Questioning the intent of the Shunglu Committee report on city infrastructure development during the Commonwealth Games 2010, Delhi Government on Tuesday said it was "the product of a paranoia, suspecting every action, every individual and assumes that every policy bespoke for a grand construct of corruption".

delhi Updated: Mar 30, 2011 00:28 IST
HT Correspondent

Questioning the intent of the Shunglu Committee report on city infrastructure development during the Commonwealth Games 2010, Delhi Government on Tuesday said it was "the product of a paranoia, suspecting every action, every individual and assumes that every policy bespoke for a grand construct of corruption".

In the 19-page preliminary response to the report - sent to Prime Minister Manmohan Singh - chief minister Sheila Dikshit said the report is not just full of contradictions and anomalies, but has caused damage to the image of the government.

The state government rejected almost all the findings of the probe panel and accused it of deliberately choosing to adopt a logic of "convenience" in finding corruption in every tender of the government.

"The report insinuates at a grand machination, conspiring to achieve illegal gains in which all and sundry acted in tandem. The report goes on to justify this figment of 'conspiracy theory' by deliberately choosing to adopt a logic of convenience indicative of palpable corruption in every policy, every design and every tender," it said.

The government said thousands of officers toiled to make the event a great success, which was not mentioned in the panel report.

"What does one make of a report which begins by stating that 'even though, city infrastructure was adequate for hosting the Games even in 2003, Delhi government embarked on an ambitious programme to upgrade infrastructure at a considerable cost', thereby suggesting that there was a malafide design to undertake infrastructure projects," read the reply.

It said the committee has failed to appreciate the budgetary constraints faced by the government for infrastructure works.

On the panel's questioning on bifurcation of Expenditure Finance Committee (EFC), the government has replied that the report has failed to appreciate the need for bifurcating the EFC and failed to consult the chief minister or the finance minister to understand the reasons.

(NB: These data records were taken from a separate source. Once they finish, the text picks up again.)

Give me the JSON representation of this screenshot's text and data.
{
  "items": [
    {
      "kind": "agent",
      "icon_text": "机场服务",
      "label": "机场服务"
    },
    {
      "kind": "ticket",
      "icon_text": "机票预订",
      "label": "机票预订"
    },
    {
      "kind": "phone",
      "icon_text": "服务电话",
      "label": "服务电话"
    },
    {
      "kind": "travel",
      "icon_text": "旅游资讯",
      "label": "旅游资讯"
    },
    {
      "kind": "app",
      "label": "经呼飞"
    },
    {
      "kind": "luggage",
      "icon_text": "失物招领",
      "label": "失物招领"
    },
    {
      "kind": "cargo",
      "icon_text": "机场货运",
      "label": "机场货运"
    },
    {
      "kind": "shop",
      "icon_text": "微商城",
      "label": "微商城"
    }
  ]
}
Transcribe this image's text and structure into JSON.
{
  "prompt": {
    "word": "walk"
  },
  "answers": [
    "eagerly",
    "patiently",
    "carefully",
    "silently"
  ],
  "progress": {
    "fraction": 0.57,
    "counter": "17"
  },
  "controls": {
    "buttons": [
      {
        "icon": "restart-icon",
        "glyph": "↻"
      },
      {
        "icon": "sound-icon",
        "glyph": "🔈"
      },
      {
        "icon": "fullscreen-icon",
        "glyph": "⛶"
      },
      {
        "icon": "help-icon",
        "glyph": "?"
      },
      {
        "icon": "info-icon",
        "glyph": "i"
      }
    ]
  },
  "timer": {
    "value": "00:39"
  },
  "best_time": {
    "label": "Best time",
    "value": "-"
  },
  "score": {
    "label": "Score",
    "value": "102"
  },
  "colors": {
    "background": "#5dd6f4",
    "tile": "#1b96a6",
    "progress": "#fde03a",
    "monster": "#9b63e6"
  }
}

"There were many instances when the matter of non-clearance of projects by Delhi Urban Arts Commission (DUAC) /Archaeological Survey of India (ASI) and other authorities was taken up in the GoM. The panel failed to highlight the role of DUAC/ASI and others in delaying the the projects," it said.